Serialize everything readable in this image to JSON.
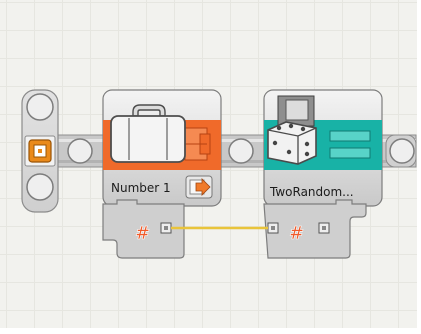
{
  "blocks": [
    {
      "label": "Number 1",
      "category": "variable",
      "icon": "suitcase-icon",
      "accent": "#f06a2a",
      "action_icon": "arrow-right-icon"
    },
    {
      "label": "TwoRandom...",
      "category": "random",
      "icon": "dice-icon",
      "accent": "#18b2a6"
    }
  ],
  "data_plugs": {
    "symbol": "#",
    "wire_color": "#e9c43a"
  },
  "start_block": {
    "icon": "start-icon",
    "color": "#ea8a1b"
  }
}
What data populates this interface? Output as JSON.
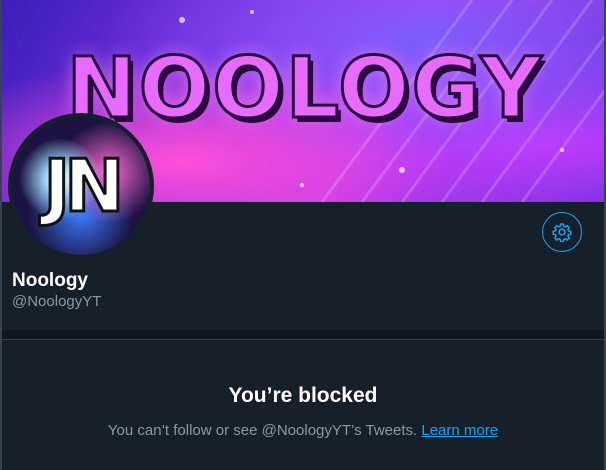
{
  "banner": {
    "title": "NOOLOGY"
  },
  "avatar": {
    "letters": "JN"
  },
  "profile": {
    "display_name": "Noology",
    "handle": "@NoologyYT",
    "settings_icon": "gear-icon"
  },
  "blocked": {
    "title": "You’re blocked",
    "message": "You can’t follow or see @NoologyYT’s Tweets.",
    "link_label": "Learn more"
  },
  "colors": {
    "background": "#15202b",
    "accent": "#1da1f2",
    "secondary_text": "#8899a6"
  }
}
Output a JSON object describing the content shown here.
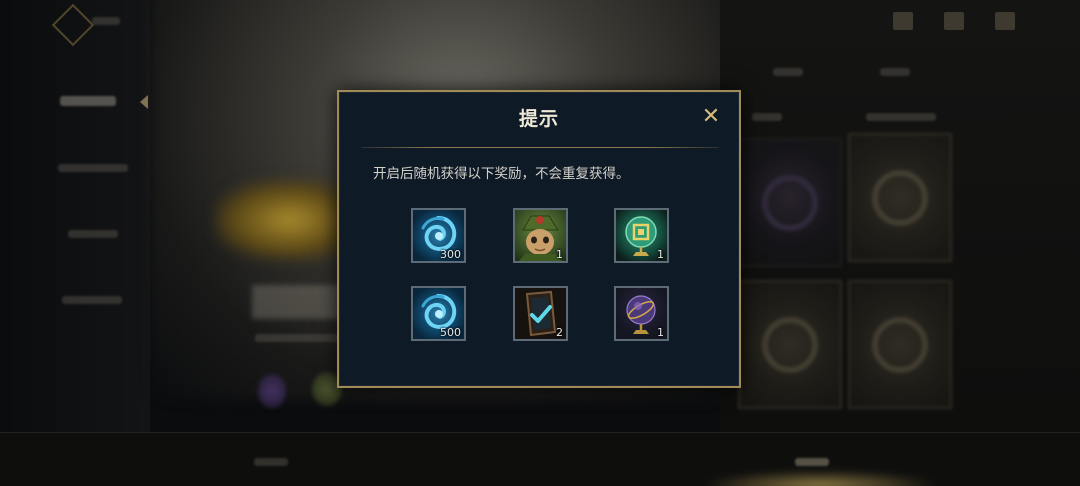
{
  "modal": {
    "title": "提示",
    "close_glyph": "✕",
    "description": "开启后随机获得以下奖励，不会重复获得。",
    "rewards": [
      {
        "icon": "blue-swirl-icon",
        "count": "300"
      },
      {
        "icon": "teemo-portrait-icon",
        "count": "1"
      },
      {
        "icon": "green-trophy-icon",
        "count": "1"
      },
      {
        "icon": "blue-swirl-icon",
        "count": "500"
      },
      {
        "icon": "check-card-icon",
        "count": "2"
      },
      {
        "icon": "purple-orb-trophy-icon",
        "count": "1"
      }
    ]
  },
  "colors": {
    "modal_bg": "#0f1a27",
    "modal_border": "#a08a55",
    "accent_gold": "#d3bb7a",
    "text": "#d4d2cb"
  }
}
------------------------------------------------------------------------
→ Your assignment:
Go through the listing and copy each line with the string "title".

→ Task response:
    "title": "NOOLOGY"
    "title": "You’re blocked",
    "title": "提示",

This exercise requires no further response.